Proceedings of the 99th Meeting of the Food and Drug Administration Cardiovascular and Renal Drugs Advisory Committee
May 29th and 30th, 2003
The committee reviewed two new drug applications (NDAs) that previously had received “approvable” actions. Initial submissions had shown that these two compounds might have a prolonging effect on the QT interval. Therefore, sponsors were asked to undertake additional studies that incorporated an evaluation of QTc (QT interval corrected) prolongation at plasma concentrations relevant for monotherapy at the proposed labeled doses, as well as at concentrations expected to be achieved as a result of pharmacokinetic interaction with drugs that plausibly might be administered concomitantly.
The first of the drugs, alfuzosin, is an α1-adrenergic receptor antagonist known to improve urinary flow rate in patients with symptoms of benign prostatic hypertrophy. The sponsor presented data from a crossover study of 48 healthy white men between the ages of 18 and 50 years given single doses of alfuzosin targeting therapeutic (10 mg) and supratherapeutic (40 mg) blood levels. Maximum changes in QT interval and QTc interval were measured and compared with changes in individuals who took placebo or moxifloxacin (400 mg), a drug that is known to prolong QT interval. Approximately 10 mg alfuzosin caused a modest dose-related increase in QTc from baseline that was less than the increase caused by moxifloxacin relative to placebo.
The second drug, vardenafil, is a potent phosphodiesterase 5 inhibitor. It was studied in 59 healthy adult men between the ages of 45 and 60 years, using sequential 12-lead ECGs at specified intervals. Studies were conducted with doses targeting therapeutic (10 mg) and supratherapeutic (80 mg) blood levels. As in the alfuzosin trial, both placebo and moxifloxacin (400 mg) were administered as positive controls. A small increase in individually corrected QTc was seen, with a shallow dose-response curve for effects between 10 and 80 mg, and little difference compared with effects of moxifloxacin.
With regard to the postmarketing experience for the two drugs, alfuzosin is currently approved in Europe as well as in Canada and Australia. During this clinical use, no cases of torsade de pointes have been attributed to this agent. Vardenafil has been marketed in Europe since March 2003, and no adverse clinical cardiovascular side effects and, in particular, no torsade de pointes have been reported.
A presentation from Pfizer on a similar phosphodiesterase 5 inhibitor, sildenafil, indicated that no case of QTc prolongation or torsade de pointes has been identified during 5 years of widespread use.
Extensive discussion focused on optimal assessment of the QT interval, which is inversely related to heart rate. The two most commonly used methods to adjust QT for rate are Bazett’s correction (QTcB=QT/RR1/2) and Fridericia’s correction (QTcF=QT/RR1/3). The aim of these methods is to correct the QT interval to what it would be at a heart rate of 60 bpm; if such a correction were perfect, the slope of the line relating heart rate to QTc would be zero.
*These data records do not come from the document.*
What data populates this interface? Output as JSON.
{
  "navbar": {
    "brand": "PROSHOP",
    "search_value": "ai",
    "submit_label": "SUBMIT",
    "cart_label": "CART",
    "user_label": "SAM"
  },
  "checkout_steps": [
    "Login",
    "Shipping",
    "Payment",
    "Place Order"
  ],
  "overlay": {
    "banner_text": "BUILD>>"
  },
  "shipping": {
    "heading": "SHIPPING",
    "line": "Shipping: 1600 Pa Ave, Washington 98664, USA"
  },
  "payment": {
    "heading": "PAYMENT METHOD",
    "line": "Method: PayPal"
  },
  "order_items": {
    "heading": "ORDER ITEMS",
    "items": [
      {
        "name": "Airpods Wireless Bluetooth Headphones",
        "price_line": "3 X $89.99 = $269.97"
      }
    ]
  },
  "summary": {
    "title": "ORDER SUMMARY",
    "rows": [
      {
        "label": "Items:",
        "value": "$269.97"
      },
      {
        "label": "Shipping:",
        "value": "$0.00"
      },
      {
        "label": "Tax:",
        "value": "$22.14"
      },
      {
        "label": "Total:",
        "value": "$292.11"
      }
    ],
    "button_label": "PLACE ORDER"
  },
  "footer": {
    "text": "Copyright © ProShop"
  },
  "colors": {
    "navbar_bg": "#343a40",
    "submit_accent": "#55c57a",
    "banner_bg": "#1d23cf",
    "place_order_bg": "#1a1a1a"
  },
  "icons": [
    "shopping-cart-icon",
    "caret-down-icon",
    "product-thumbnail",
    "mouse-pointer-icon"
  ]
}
Of these two methodologies, Fridericia’s correction appears preferable because it is less likely to overcorrect for high heart rates. Additional methodologies were described and evaluated, including correction for variations seen in specific study populations and correction for variation seen in individual patients. All of these used standard 12-lead ECG for measurement of QT interval. A novel method based on 24-hour ambulatory ECG recordings was used in the alfuzosin trial (the “Holter Bin Method”), which involves recording QT intervals at varying heart rates achieved spontaneously by study subjects over 24 hours, enabling direct determination of QT at a heart rate of 60 bpm, as well as at other heart rates, with and without intervention. The latter method does not require the use of correction factors.
The committee concluded that the studies using single doses of alfuzosin and vardenafil provided relevant and adequate information so that likelihood of QT prolongation in clinical use could be assessed. The QT information, taken together with observed lack of relevant arrhythmic events and with reported cardiovascular event rates consistent with those epidemiologically expected in the target populations treated with the drugs, caused the committee to conclude that no clinically important arrhythmogenic effects are likely in clinical practice—such that, in terms of cardiovascular effects, the drugs are acceptably safe for their intended uses. The committee noted, however, that no direct information was available to define the effects of the drugs in females and in target populations with comorbid cardiac conditions, cardioactive medications, and/or specific metabolic disturbances that potentially could interact with the new agents to prolong the QT interval and produce arrhythmias. Hence, the relation of benefit to risk in individual patients will need to be judged on the basis of inferences about the putative effects of drug–disease and drug–drug pharmacodynamic interactions.
Notwithstanding these reservations, the committee recognized that the sponsors of both NDAs had conducted studies that were significantly more thorough than those previously performed and had satisfactorily evaluated each drug’s potential for QTc prolongation.